In this riveting examination of mad love and social obligation set at the eve of the Russo-Japanese War, Okane (Ayako Wakao) returns to the small village of her youth where she endures the scorn and rejection of the townsfolk with sullen distemper. When Seisaku (Takahiro Tamura), the village’s “model youth,” returns from military service, the beloved patriot strikes up an unlikely romance with Okane, marginalizing himself in the process. Based on a story by Kojiro Yoshida and written by Kaneto Shindo, Seisaku’s Wife is a sensual tale of rebel love and wild obsession standing against the strict military demands of Imperial Japan.

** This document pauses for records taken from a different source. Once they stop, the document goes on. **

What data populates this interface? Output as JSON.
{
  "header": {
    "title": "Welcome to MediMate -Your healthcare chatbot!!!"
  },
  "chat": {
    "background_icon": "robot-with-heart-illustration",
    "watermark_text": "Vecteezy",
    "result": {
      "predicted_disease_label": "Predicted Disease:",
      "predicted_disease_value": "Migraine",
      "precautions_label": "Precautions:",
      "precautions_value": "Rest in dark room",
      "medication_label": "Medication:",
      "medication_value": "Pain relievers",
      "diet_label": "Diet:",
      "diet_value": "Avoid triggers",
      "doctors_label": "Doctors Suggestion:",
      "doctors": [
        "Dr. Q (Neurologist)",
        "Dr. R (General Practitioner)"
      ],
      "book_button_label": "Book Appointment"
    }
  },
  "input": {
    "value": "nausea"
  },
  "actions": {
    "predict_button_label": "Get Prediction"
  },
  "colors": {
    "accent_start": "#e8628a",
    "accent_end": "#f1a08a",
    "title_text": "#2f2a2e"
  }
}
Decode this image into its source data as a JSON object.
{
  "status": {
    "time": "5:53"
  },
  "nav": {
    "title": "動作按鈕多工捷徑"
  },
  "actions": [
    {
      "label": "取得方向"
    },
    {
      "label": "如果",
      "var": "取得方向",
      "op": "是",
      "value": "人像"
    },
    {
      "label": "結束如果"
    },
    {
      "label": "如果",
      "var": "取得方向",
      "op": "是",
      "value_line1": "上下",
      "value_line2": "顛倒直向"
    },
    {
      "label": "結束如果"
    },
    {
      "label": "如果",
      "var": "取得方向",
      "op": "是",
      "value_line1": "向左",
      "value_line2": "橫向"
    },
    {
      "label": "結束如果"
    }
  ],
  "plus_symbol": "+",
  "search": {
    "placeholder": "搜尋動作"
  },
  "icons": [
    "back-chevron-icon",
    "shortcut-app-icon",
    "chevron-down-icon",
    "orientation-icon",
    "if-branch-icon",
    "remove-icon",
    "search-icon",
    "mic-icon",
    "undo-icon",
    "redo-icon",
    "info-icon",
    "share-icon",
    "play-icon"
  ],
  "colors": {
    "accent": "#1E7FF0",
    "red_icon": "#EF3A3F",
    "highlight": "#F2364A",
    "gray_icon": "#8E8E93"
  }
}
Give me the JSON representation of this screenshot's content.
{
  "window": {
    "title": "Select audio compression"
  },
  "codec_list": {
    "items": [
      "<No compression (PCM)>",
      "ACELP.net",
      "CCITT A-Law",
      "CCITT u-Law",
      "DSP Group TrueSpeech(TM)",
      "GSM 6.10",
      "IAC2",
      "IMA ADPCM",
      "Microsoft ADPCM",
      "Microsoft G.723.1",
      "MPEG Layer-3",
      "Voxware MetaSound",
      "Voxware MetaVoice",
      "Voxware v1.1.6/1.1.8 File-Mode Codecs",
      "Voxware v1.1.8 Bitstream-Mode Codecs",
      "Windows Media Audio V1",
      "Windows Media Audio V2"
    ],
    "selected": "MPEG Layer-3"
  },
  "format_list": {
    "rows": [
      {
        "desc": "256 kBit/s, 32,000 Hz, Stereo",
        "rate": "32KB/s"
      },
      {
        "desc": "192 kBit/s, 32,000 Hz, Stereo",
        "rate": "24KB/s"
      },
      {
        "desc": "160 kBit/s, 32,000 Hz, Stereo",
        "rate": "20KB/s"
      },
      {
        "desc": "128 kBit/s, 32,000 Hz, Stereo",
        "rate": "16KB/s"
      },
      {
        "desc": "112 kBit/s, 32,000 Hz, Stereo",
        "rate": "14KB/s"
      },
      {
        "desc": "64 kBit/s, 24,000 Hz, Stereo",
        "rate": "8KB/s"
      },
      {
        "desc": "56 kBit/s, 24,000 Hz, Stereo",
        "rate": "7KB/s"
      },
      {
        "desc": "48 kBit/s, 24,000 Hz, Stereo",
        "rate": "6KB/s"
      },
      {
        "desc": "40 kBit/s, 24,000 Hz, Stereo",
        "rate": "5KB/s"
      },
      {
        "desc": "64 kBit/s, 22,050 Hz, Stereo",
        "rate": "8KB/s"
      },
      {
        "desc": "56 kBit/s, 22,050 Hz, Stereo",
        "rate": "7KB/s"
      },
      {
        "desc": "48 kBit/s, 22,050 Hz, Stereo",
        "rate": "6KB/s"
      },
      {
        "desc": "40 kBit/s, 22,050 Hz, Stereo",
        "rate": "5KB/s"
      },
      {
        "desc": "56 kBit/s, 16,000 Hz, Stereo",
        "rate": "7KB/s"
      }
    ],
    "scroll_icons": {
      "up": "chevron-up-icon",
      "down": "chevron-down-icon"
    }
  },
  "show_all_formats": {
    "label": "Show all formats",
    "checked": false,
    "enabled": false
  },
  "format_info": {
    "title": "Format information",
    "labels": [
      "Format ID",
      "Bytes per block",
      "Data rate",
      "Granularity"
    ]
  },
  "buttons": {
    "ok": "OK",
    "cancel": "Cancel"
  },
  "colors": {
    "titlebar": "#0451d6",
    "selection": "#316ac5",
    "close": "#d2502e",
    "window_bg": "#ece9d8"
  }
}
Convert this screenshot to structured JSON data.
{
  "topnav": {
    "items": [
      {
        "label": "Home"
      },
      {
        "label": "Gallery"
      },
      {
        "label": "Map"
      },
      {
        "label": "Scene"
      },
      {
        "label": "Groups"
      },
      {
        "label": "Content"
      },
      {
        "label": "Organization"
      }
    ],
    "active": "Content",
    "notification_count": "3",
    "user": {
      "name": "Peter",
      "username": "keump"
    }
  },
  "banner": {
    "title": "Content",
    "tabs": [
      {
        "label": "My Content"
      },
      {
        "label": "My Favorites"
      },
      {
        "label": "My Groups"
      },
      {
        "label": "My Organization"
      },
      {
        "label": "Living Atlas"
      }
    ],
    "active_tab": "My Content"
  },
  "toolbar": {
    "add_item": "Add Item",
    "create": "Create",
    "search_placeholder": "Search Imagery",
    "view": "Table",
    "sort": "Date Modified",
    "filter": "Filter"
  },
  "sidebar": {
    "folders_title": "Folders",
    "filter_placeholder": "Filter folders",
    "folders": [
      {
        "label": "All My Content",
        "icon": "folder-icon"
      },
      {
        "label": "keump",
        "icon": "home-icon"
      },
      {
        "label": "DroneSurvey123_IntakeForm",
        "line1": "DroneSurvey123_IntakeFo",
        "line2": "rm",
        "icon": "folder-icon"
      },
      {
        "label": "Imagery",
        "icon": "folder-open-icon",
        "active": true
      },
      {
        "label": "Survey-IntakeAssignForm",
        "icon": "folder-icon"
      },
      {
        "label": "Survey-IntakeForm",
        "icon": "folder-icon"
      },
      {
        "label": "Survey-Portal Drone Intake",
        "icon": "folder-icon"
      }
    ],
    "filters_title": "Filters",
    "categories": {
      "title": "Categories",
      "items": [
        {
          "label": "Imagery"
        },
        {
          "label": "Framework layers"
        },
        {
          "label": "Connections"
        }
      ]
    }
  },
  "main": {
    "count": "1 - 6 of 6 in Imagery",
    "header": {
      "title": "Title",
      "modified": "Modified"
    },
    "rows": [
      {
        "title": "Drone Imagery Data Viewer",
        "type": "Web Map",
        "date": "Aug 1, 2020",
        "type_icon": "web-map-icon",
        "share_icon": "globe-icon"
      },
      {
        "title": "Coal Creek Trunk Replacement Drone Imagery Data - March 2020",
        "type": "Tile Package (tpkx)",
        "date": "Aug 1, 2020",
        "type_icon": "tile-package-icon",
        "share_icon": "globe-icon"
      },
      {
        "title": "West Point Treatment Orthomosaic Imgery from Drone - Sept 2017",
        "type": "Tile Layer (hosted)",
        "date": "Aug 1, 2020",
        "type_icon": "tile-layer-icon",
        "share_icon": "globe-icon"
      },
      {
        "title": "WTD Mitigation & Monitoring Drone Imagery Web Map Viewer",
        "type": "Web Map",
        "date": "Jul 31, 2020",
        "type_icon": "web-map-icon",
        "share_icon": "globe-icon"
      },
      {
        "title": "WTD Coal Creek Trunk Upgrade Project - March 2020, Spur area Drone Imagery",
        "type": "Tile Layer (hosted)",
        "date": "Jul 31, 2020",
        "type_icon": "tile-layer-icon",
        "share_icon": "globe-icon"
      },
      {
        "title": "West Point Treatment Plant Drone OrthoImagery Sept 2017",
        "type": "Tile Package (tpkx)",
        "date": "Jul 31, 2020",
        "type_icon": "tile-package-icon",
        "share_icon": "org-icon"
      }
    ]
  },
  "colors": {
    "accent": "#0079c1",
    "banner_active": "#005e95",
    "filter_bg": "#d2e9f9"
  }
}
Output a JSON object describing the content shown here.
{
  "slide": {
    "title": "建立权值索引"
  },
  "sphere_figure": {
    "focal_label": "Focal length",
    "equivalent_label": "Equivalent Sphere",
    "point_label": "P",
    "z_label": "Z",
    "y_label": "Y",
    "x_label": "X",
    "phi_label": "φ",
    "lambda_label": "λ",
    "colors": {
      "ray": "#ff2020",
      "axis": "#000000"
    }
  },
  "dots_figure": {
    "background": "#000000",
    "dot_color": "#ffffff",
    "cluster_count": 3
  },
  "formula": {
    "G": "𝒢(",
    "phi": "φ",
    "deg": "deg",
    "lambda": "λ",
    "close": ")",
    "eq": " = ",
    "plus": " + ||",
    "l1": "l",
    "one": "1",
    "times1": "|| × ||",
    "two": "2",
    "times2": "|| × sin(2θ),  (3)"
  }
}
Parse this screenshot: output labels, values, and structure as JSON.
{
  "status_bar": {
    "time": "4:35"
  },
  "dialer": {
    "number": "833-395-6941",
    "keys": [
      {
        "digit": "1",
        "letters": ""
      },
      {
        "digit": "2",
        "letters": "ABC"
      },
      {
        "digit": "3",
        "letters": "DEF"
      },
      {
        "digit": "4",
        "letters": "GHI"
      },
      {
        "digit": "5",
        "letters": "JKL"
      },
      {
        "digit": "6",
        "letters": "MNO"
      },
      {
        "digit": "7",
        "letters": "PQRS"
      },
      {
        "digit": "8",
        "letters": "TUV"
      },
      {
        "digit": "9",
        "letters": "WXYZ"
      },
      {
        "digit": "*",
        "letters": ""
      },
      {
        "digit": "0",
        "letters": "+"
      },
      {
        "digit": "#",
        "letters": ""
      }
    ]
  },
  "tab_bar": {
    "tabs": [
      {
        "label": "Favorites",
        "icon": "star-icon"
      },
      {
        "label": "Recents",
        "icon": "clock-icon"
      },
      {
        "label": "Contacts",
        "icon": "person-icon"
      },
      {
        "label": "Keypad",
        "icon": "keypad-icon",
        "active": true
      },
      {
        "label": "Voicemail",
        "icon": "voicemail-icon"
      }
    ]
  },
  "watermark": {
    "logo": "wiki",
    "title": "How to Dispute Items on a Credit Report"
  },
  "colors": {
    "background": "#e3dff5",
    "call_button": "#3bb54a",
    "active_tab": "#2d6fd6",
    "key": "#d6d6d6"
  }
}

Eclipse is a selection of lost, forgotten, or overshadowed classics in simple affordable editions. Each series is a brief cinematheque retrospective for the adventurous home viewer.
Best known for his unsentimental portraits of stubborn individuality bordering on madness, Yasuzo Masumura and his alluring queen Ayako Wakao constructed tales of strong-willed women resisting the repression and abuse of Japanese society. In these exaggerated tales of obsession and desire set in the restrictive confines of traditional marriage, Masumura explores the tragedy of true love and devotion, the liberating power of eroticism, and the sacrifices demanded by corporate living and Japan’s post-war economic miracle. Wakao is irresistible in these four films, playing inviolable femme fatales whose sexuality and dedication leave them unmanageable to the culture that surrounds them and cruelly punished for their inability to conform.
The Most Valuable Wife (Saikô shukun fujin)
A formative work between Masumura and Wakao, the Mihara family’s three sons operate a trading company, with the eldest pair already married to daughters of the Nonomiya family, but when the Miharas’ youngest son Saburo (Hiroshi Kawaguchi) and the Nonomiyas’ youngest daughter Kyoko (Wakao) refuse to do the same, they raise the ire of their ambitious siblings.
A Wife Confesses (Tsuma wa kokuhaku suru)
Cited as one of Masumura’s masterpieces and the film that launched Ayako Wakao’s career, Wakao plays a young widow on trial for cutting her uncaring husband’s safety line during a mountaineering holiday and murdering him to pursue the affections of a younger man (Kawaguchi) and collect five million yen from her husband’s life insurance.
Seisaku’s Wife (Seisaku no tsuma)
In this antimilitarist portrait written by Kaneto Shindo and set during the Russo-Japanese war, a sullen woman (Wakao) ostracised in her small farming village falls into a mad, obsessive affair with the town’s favored son (Takahiro Tamura), a relationship that ultimately dooms them both.
The Wife of Seishu Hanaoka (Hanaoka Seishû no tsuma)
This portrayal of true-life physician Hanaoka Seishu (Raizô Ichikawa), the first doctor to use general anesthetic, pits his ardent but suffering wife (Wakao) and his harshly devoted mother (Hideko Takamine) as competitors offering themselves as subjects for his surgical experimentation.
With notes by Jonathan Rosenbaum
The Criterion Collection, a continuing series of important classic and contemporary films presents Ninja Hunt.
When the corrupt Tokugawa shogunate seeks to abolish the Matsuyama clan during a transition of power and seize its wealth, it deploys its sinister Koga ninja to destroy an official proclamation that would confirm the clan’s new heir. Aware of the shogunate plot, the Matsuyama clan hires four ronin whose clans were dissolved in similar plots and charges them to protect the proclamation and ferret out the ninja spies by any means. These masterless samurai, led by the elder swordsman Wadakuro (Jûshirô Konoe), pursue their vengeance against the Koga ninja with brutal and single-minded intensity. A masterpiece of the ninja film craze of the 1960s that remains little known outside of Japan, Tetsuya Yamauchi’s first film is a highly suspenseful and bitterly violent thriller.
- High-definition digital restoration, with uncompressed monaural soundtrack on the Blu-ray edition
- New English subtitle translation
- PLUS: A booklet featuring a new essay by film scholar Alain Silver and critic, novelist, and musician Chris D.